'No happily ever after in the gypsy Cinderella story': As Dale Farm faces eviction, two brides enjoy jaw-dropping nuptials on Big Fat Gypsy Weddings
01:03 GMT, 21 March 2012
The traveller world clashed with the rest of the world on last night's instalment of Big Fat Gypsy Weddings.
Seventeen-year-old Freda and 18-year-old Chantelle prepared for their respective nuptials, with the usual meringue dresses and table-covering cakes the order of the day.
Meanwhile viewers were shown an inside glimpse of the eviction of Dale Farm, with a personal account from 10-year-old Mary Ann, who had lived there all her life.
Dream come true Seventeen-year-old Freda celebrated her wedding day on last night's episode of Big Fat Gypsy Wedding
Leading the way: Freda's bridesmaids wore dresses every bit as elaborate as her own
Sea of pink: The guests made the point that it's always easy to spot a traveller wedding
Freda's preparations for her big day ran into trouble when an organisational glitch saw the hen do interrupted by the stag do halfway through the evening.
However the teen was transformed into a delighted bride, and two weeks later she was seen moving into into her marital home – a camper van.
Reflecting on the change in her circumstances as she tidied her new trailer, she mused: 'It feels like a dream at the moment. It doesn't feel like I'm married, I feel like I'm single. I've just been cleaning the trailer.'
Proud of tradition: Freda is keen to maintain the traveller way of life
No detail overlooked: The pageboy's waistcoat matched the bridesmaids' dresses
Slight glitch: The hen party was interrupted by the stag do, which resulted in an argument between the groups
Assessing her options: Freda tried out a variety of revealing costumes for the evening
She was quick to defend the traditional gypsy way of life, adding: 'Culture is dying out. YOu don't see as many travellers travelling.'
'But it doesn't mean you have to be in a trailer or in a house, you're still who you are no matter what. but with a trailer you can keep your home with you, and explore different scenery.'
Chantelle showed a different side to gypsy life, when she celebrated her wedding in the Irish traveller town of Rathkeale.
Looking forward to her big day: 18-year-old Chantelle went all out for her hen party in Rathkeale
Making her presence felt! One young reveler chose an especially eye-catching ensemble
Admiring: This bridesmaid thought that Chantelle's dress was beautiful
Spoiled for choice with 73 potential best men, there was clearly a greater sense of cultural solidity in the traveller-dominated area.
The bride celebrated with a gigantic cake, which spread across an entire long table, and gave a tearful speech thanking her parents and sisters for her special day.

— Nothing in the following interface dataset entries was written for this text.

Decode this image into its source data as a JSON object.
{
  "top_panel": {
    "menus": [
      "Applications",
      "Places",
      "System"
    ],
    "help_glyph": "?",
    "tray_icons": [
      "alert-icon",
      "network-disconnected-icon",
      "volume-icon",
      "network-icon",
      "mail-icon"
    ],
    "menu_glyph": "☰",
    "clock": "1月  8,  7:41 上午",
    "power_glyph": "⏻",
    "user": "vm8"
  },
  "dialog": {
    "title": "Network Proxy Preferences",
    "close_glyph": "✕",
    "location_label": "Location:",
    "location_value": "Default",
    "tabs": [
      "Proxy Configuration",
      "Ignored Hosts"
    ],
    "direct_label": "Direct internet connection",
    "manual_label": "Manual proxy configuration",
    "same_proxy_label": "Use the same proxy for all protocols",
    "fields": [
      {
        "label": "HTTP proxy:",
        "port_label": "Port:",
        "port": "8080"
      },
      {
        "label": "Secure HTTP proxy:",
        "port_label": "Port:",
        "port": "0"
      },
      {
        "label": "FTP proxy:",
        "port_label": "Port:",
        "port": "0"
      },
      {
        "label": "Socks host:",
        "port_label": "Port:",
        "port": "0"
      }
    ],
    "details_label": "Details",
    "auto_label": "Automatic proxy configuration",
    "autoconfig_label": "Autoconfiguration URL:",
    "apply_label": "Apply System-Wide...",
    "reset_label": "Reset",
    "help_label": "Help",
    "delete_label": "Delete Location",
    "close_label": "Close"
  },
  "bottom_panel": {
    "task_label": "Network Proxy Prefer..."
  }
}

On a more sombre note, 10-year-old Mary Ann, a gypsy who had lived on Dale Farm all her life, was interviewed ahead of the eviction.
Big day: Getting into her corseted dress looked like a bit of a struggle
Fantasy theme The bridesmaids' green dresses weren't unlike mermaid costumes
Pointing to a shrine to Jesus on the site, she said: 'There's God protecting us [from eviction]. We pray for it every day. It's nice, that helps us.'
[We will miss] our homes, fun, take care, our friends, our school, everything.'
An woman who had also lived in Dale Farm for years added: 'We have a closer community than anyone else in the world. We have more friends.'
Troubled time: 10-year-old Mary-Anne, who grew up on Dale Farm, showed the cameras the shrine where she prayed she wouldn't be evicted
Anger: One former Dale Farm resident said that travellers had no more rights than 'animals'
Protested: The inhabitants of Dale Farm said they would be forced onto the roadside
Show of support: Activists turned up to side with the travellers living in Dale Farm
'Gays have rights, lesbians have rights, they might say in the future UFOs have rights. But Gypsies don't have rights.'
'An animal has more rights than travellers.'
On the day of the eviction, Mary Anne protested; 'I'm shocked that they're doing this. It's not good. How would you feel if you were evicted out of your homes Would you feel good'
Show of force: Police showed up in numbers for the eviction, which cost the taxpayer 7 million
Struggle: There was some considerable resistance from the inhabitants
Wreckage: Parts of the camp were engulfed in flames
Referring to protesters on the site she continued: 'There's not enough hippies to save our lives. Half of them got arrested.'
Later, as she walked past her former home she said: 'I wouldn't be nasty, I wouldn't be evil, I wouldn't be unkind if I was a bailiff.'
The older girl explained: 'Kids have kid lives until they're about nine. And it's because of things like this. No happily ever after on the Gypsy Cinderella story.'
Gave her argument: Mary-Anne said that if she were a bailiff, she wouldn't be 'unkind'
Refused to leave: Some travellers stood their ground for a while